_Task directions_. Each entry should be duplicated verbatim; its pictures should not be.

(Data shown)

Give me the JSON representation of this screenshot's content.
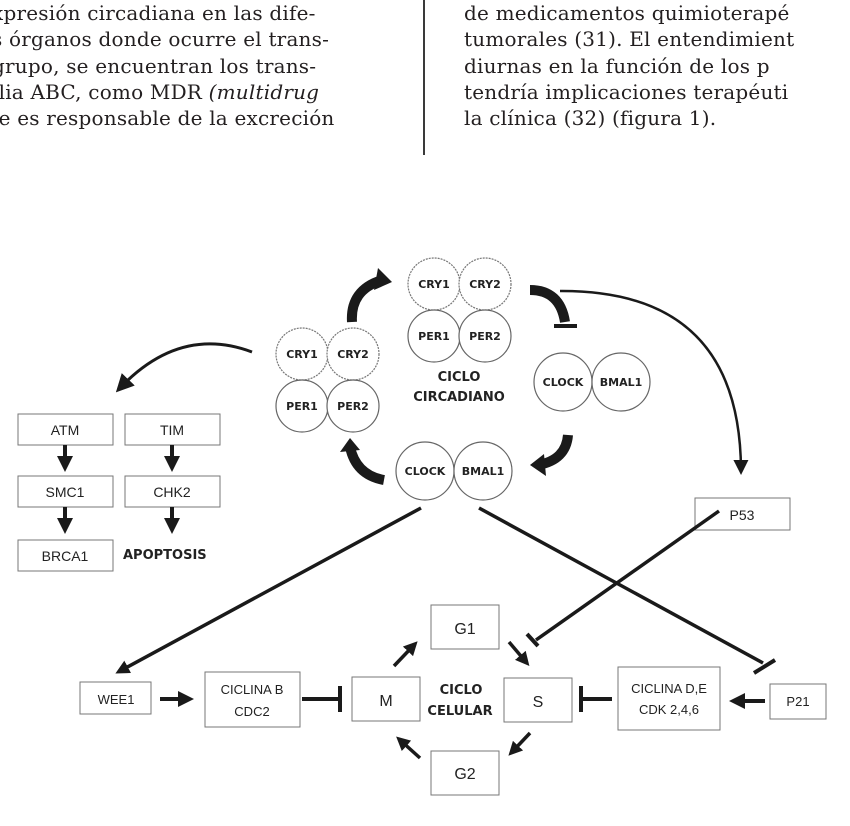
{
  "text": {
    "left_column": [
      "xpresión circadiana en las dife-",
      "s órganos donde ocurre el trans-",
      "grupo, se encuentran los trans-",
      "ilia ABC, como MDR",
      "ie es responsable de la excreción"
    ],
    "left_italic_fragment": "(multidrug",
    "right_column": [
      "de medicamentos quimioterapé",
      "tumorales (31). El entendimient",
      "diurnas en la función de los p",
      "tendría implicaciones terapéuti",
      "la clínica (32) (figura 1)."
    ]
  },
  "figure": {
    "circadian": {
      "title_line1": "CICLO",
      "title_line2": "CIRCADIANO",
      "top_complex": [
        "CRY1",
        "CRY2",
        "PER1",
        "PER2"
      ],
      "left_complex": [
        "CRY1",
        "CRY2",
        "PER1",
        "PER2"
      ],
      "right_dimer": [
        "CLOCK",
        "BMAL1"
      ],
      "bottom_dimer": [
        "CLOCK",
        "BMAL1"
      ]
    },
    "dna_repair": {
      "column1": [
        "ATM",
        "SMC1",
        "BRCA1"
      ],
      "column2": [
        "TIM",
        "CHK2"
      ],
      "apoptosis_label": "APOPTOSIS"
    },
    "p53": "P53",
    "cell_cycle": {
      "title_line1": "CICLO",
      "title_line2": "CELULAR",
      "phases": {
        "g1": "G1",
        "s": "S",
        "g2": "G2",
        "m": "M"
      }
    },
    "wee1": "WEE1",
    "cyclin_b": [
      "CICLINA B",
      "CDC2"
    ],
    "cyclin_d": [
      "CICLINA D,E",
      "CDK 2,4,6"
    ],
    "p21": "P21"
  }
}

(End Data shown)

_Output_.
Give me the JSON representation of this screenshot's content.
{
  "text": {
    "left_column": [
      "xpresión circadiana en las dife-",
      "s órganos donde ocurre el trans-",
      "grupo, se encuentran los trans-",
      "ilia ABC, como MDR",
      "ie es responsable de la excreción"
    ],
    "left_italic_fragment": "(multidrug",
    "right_column": [
      "de medicamentos quimioterapé",
      "tumorales (31). El entendimient",
      "diurnas en la función de los p",
      "tendría implicaciones terapéuti",
      "la clínica (32) (figura 1)."
    ]
  },
  "figure": {
    "circadian": {
      "title_line1": "CICLO",
      "title_line2": "CIRCADIANO",
      "top_complex": [
        "CRY1",
        "CRY2",
        "PER1",
        "PER2"
      ],
      "left_complex": [
        "CRY1",
        "CRY2",
        "PER1",
        "PER2"
      ],
      "right_dimer": [
        "CLOCK",
        "BMAL1"
      ],
      "bottom_dimer": [
        "CLOCK",
        "BMAL1"
      ]
    },
    "dna_repair": {
      "column1": [
        "ATM",
        "SMC1",
        "BRCA1"
      ],
      "column2": [
        "TIM",
        "CHK2"
      ],
      "apoptosis_label": "APOPTOSIS"
    },
    "p53": "P53",
    "cell_cycle": {
      "title_line1": "CICLO",
      "title_line2": "CELULAR",
      "phases": {
        "g1": "G1",
        "s": "S",
        "g2": "G2",
        "m": "M"
      }
    },
    "wee1": "WEE1",
    "cyclin_b": [
      "CICLINA B",
      "CDC2"
    ],
    "cyclin_d": [
      "CICLINA D,E",
      "CDK 2,4,6"
    ],
    "p21": "P21"
  }
}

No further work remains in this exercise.